### WORK INSTRUCTIONS
Your reply is to be the lines below, exactly as written, with images omitted.

(Stored items)
....

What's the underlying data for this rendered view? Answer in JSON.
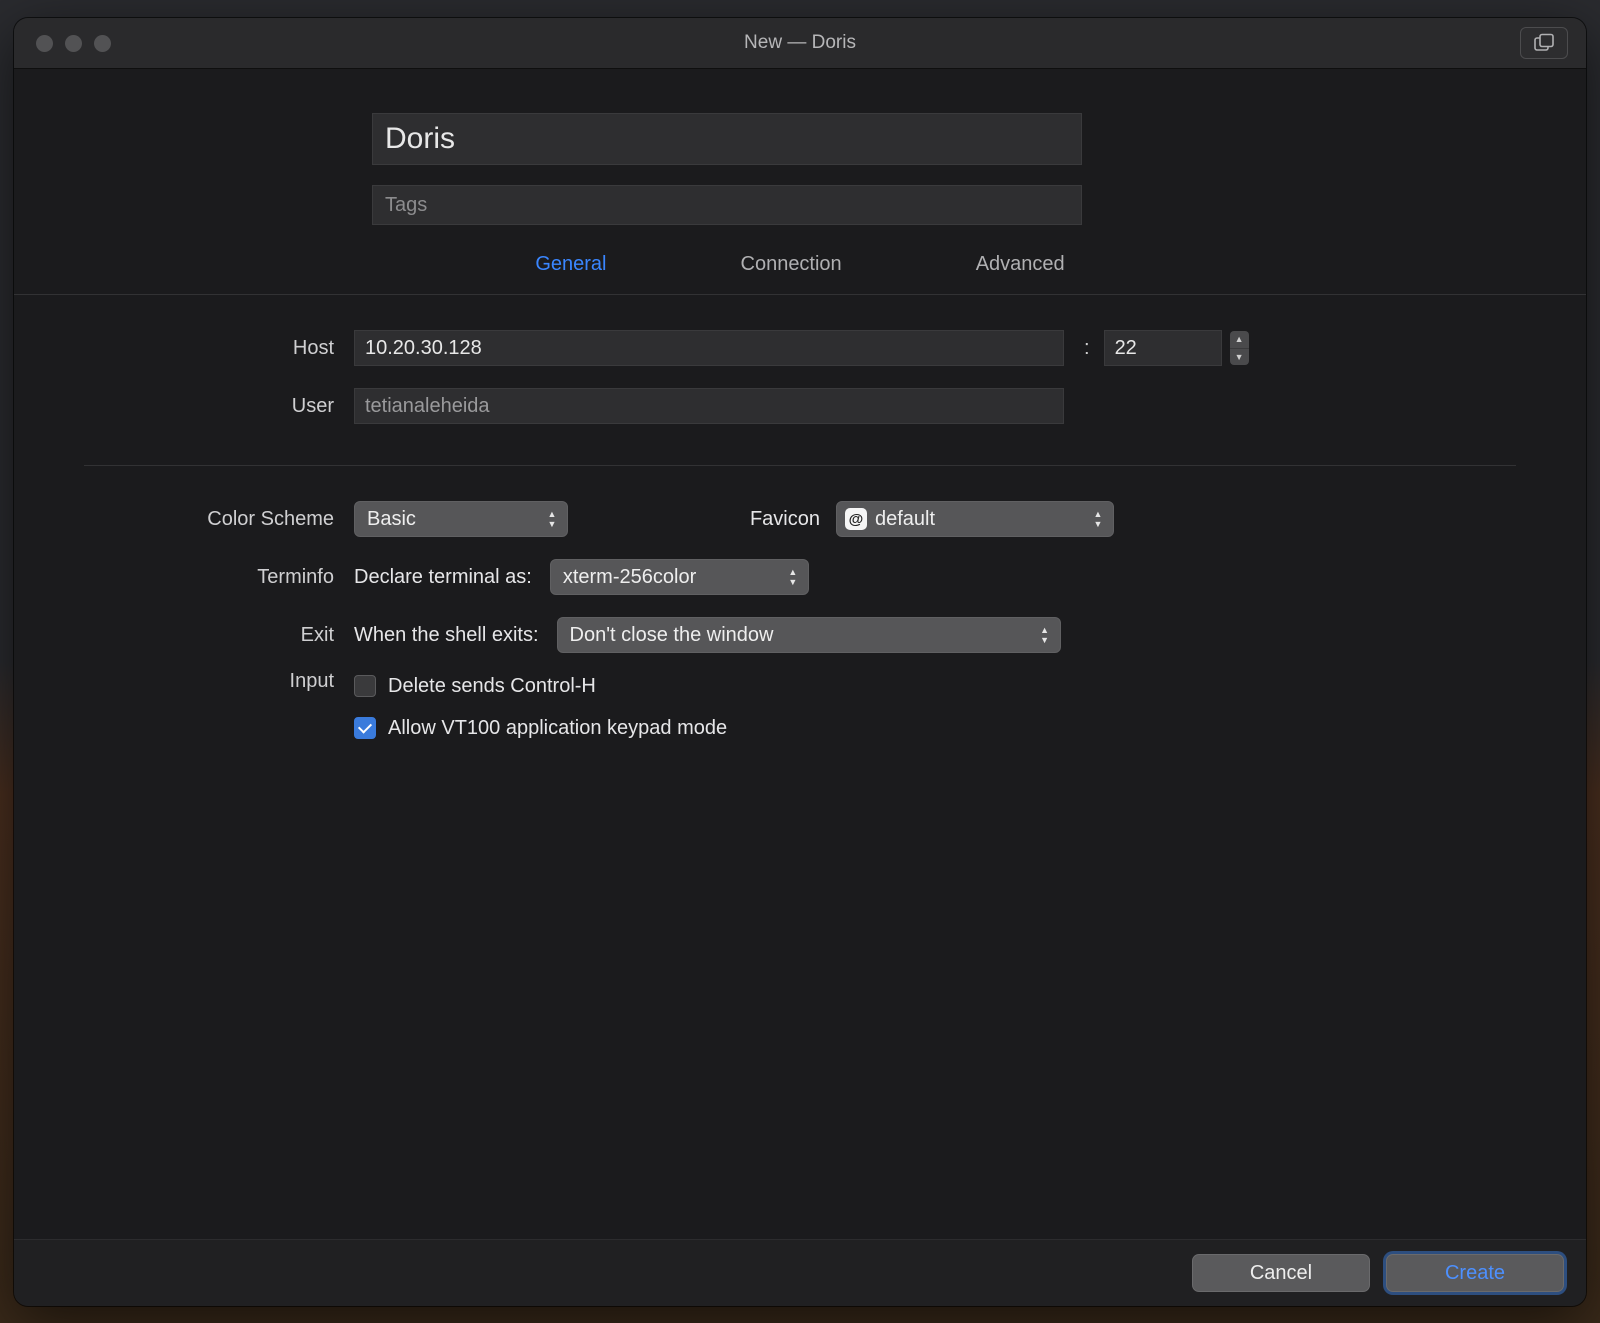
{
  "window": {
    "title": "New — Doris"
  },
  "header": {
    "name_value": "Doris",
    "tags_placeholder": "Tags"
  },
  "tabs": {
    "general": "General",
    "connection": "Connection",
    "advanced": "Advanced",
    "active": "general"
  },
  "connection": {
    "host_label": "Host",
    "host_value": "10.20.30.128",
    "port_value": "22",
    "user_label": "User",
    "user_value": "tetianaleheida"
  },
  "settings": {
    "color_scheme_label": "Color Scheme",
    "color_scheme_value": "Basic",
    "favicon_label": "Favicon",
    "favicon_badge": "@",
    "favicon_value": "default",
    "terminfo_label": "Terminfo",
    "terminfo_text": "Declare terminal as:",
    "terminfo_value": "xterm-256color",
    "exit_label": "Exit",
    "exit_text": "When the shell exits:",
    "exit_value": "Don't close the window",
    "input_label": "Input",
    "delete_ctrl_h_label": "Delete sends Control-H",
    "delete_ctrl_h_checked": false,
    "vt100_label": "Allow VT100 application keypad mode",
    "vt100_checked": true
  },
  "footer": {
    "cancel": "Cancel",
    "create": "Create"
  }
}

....

### SOLUTION TO THIS EXERCISE
What's the underlying data for this rendered view? Answer in JSON.
{
  "window": {
    "title": "New — Doris"
  },
  "header": {
    "name_value": "Doris",
    "tags_placeholder": "Tags"
  },
  "tabs": {
    "general": "General",
    "connection": "Connection",
    "advanced": "Advanced",
    "active": "general"
  },
  "connection": {
    "host_label": "Host",
    "host_value": "10.20.30.128",
    "port_value": "22",
    "user_label": "User",
    "user_value": "tetianaleheida"
  },
  "settings": {
    "color_scheme_label": "Color Scheme",
    "color_scheme_value": "Basic",
    "favicon_label": "Favicon",
    "favicon_badge": "@",
    "favicon_value": "default",
    "terminfo_label": "Terminfo",
    "terminfo_text": "Declare terminal as:",
    "terminfo_value": "xterm-256color",
    "exit_label": "Exit",
    "exit_text": "When the shell exits:",
    "exit_value": "Don't close the window",
    "input_label": "Input",
    "delete_ctrl_h_label": "Delete sends Control-H",
    "delete_ctrl_h_checked": false,
    "vt100_label": "Allow VT100 application keypad mode",
    "vt100_checked": true
  },
  "footer": {
    "cancel": "Cancel",
    "create": "Create"
  }
}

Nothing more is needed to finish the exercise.